Among the entries, how many lines carry the string "PERCENT"? Give the number and nothing else.

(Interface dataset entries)
::::::

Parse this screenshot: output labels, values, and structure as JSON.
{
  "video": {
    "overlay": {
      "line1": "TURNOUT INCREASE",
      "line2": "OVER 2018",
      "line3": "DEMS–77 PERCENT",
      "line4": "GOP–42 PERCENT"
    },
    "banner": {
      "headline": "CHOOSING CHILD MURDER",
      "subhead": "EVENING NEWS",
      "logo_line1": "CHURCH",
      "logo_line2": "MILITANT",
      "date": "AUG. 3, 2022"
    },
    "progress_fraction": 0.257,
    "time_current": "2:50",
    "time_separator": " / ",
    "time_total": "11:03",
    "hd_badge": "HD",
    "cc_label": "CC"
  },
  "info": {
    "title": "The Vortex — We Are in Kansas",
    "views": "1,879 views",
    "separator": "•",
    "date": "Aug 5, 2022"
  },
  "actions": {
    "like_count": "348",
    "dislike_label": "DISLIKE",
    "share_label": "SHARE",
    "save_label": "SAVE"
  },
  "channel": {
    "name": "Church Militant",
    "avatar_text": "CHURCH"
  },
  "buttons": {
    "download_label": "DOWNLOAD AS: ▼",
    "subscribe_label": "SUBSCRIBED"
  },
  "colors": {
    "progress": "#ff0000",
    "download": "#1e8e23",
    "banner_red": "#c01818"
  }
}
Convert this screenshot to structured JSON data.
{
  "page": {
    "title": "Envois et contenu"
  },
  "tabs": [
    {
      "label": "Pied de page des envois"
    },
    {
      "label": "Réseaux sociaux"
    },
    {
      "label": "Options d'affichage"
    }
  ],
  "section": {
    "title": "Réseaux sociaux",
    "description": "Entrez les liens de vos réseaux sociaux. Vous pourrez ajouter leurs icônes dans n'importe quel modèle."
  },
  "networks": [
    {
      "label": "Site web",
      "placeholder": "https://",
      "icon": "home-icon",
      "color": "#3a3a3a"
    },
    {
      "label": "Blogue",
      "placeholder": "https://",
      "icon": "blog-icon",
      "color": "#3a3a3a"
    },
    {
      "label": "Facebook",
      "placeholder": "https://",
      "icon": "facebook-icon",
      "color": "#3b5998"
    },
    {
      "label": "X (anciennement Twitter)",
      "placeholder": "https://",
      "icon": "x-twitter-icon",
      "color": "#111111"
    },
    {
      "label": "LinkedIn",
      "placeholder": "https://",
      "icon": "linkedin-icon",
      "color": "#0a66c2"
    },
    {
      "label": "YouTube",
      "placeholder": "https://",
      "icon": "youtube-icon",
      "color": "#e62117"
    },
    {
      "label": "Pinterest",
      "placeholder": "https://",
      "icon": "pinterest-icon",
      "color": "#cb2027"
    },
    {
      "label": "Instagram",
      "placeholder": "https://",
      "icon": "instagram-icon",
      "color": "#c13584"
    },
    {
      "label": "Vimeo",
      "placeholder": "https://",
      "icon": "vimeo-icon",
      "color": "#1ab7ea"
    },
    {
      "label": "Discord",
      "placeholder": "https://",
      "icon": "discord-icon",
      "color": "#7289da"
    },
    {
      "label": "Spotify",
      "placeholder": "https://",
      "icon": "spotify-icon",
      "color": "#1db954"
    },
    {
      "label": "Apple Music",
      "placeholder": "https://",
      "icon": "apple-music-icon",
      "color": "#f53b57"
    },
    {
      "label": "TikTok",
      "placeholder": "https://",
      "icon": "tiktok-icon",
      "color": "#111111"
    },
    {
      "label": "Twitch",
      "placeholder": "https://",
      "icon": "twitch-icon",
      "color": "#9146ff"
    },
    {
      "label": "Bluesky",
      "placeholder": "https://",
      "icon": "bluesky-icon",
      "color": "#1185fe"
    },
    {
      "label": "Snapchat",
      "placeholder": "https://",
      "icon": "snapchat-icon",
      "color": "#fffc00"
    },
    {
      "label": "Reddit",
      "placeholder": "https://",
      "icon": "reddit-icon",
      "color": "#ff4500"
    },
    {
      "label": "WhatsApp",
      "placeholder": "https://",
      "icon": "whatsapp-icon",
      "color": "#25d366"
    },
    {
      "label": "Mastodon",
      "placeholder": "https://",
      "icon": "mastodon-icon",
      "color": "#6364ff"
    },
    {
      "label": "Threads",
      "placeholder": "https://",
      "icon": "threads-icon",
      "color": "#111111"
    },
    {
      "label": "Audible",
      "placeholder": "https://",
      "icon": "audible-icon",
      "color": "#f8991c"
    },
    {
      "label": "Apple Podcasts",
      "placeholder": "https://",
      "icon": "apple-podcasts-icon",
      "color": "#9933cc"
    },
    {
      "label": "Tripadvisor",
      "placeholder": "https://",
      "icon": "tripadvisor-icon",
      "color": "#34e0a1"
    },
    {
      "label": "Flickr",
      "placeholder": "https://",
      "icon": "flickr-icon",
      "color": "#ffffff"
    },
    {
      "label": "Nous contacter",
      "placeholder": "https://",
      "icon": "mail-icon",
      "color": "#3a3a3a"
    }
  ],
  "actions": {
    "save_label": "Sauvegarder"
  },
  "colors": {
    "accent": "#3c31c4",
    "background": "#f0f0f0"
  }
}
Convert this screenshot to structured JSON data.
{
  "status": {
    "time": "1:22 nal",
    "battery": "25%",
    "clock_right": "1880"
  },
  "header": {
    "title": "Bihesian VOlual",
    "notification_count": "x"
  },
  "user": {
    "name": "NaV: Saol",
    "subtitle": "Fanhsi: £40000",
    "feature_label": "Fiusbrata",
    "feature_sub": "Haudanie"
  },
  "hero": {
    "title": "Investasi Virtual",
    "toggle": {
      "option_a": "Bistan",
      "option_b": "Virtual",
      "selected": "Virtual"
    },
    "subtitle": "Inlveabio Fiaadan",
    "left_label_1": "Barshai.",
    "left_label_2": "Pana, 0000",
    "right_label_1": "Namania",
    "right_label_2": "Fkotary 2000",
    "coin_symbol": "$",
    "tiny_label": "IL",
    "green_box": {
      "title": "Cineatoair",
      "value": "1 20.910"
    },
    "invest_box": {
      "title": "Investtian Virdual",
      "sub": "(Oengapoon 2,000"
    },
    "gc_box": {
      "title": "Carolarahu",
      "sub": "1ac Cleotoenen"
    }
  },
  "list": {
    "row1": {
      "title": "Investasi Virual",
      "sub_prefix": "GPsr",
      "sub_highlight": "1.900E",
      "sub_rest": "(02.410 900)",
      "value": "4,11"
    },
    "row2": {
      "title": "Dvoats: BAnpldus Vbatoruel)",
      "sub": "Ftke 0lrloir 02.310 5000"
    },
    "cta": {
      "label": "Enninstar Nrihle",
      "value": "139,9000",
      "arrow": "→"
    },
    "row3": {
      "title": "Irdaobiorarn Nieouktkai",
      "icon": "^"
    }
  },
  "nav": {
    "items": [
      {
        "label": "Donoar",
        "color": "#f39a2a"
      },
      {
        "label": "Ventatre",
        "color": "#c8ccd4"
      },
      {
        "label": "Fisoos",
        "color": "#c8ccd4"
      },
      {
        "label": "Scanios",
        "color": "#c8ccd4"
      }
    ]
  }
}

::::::

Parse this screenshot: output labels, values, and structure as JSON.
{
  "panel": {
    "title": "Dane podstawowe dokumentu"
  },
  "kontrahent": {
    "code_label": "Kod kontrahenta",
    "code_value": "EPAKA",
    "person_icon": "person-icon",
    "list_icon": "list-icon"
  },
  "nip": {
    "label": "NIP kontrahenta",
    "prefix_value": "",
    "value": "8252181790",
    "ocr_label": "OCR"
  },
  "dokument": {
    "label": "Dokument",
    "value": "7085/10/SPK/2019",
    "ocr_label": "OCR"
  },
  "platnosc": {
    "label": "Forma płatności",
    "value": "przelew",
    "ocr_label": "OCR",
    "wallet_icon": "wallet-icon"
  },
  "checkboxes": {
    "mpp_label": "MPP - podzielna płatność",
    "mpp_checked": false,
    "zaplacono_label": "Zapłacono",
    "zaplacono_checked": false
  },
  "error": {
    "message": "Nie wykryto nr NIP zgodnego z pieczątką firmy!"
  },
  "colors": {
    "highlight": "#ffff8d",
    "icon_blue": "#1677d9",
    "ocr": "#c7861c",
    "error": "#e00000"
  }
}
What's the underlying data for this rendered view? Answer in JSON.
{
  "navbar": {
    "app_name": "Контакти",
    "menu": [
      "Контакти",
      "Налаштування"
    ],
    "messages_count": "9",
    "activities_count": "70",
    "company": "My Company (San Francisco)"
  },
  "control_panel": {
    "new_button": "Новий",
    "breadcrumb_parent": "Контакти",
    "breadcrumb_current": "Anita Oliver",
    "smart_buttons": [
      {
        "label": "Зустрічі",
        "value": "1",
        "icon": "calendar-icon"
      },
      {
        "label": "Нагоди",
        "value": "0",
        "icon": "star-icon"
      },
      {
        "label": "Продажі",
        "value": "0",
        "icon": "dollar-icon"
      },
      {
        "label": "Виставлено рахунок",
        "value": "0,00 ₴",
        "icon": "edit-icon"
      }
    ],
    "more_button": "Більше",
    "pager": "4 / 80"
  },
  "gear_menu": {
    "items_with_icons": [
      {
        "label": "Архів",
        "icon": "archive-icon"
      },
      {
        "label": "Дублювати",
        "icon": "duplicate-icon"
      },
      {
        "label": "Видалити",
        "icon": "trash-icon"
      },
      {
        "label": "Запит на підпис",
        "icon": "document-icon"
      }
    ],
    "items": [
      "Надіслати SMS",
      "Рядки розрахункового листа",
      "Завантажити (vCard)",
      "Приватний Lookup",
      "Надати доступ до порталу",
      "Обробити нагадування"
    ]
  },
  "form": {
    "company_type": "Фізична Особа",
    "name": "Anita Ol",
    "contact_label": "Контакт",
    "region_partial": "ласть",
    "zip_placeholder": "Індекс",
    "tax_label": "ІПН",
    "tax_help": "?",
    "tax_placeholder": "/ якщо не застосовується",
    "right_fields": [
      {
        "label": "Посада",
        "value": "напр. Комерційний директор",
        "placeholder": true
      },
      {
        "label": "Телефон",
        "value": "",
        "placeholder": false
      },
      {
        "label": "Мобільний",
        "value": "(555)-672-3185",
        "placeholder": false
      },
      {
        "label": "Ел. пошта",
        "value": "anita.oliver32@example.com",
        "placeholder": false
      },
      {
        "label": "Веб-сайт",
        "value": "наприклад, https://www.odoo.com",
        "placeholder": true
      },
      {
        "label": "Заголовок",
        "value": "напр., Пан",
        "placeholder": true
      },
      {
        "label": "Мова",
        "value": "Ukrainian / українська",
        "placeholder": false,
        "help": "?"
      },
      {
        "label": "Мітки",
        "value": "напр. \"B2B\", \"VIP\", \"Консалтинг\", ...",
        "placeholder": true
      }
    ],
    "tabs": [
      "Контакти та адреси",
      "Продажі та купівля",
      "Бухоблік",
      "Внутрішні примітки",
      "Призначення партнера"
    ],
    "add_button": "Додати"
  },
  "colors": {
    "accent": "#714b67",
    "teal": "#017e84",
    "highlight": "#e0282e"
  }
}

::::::

OUTPUT BELOW:
2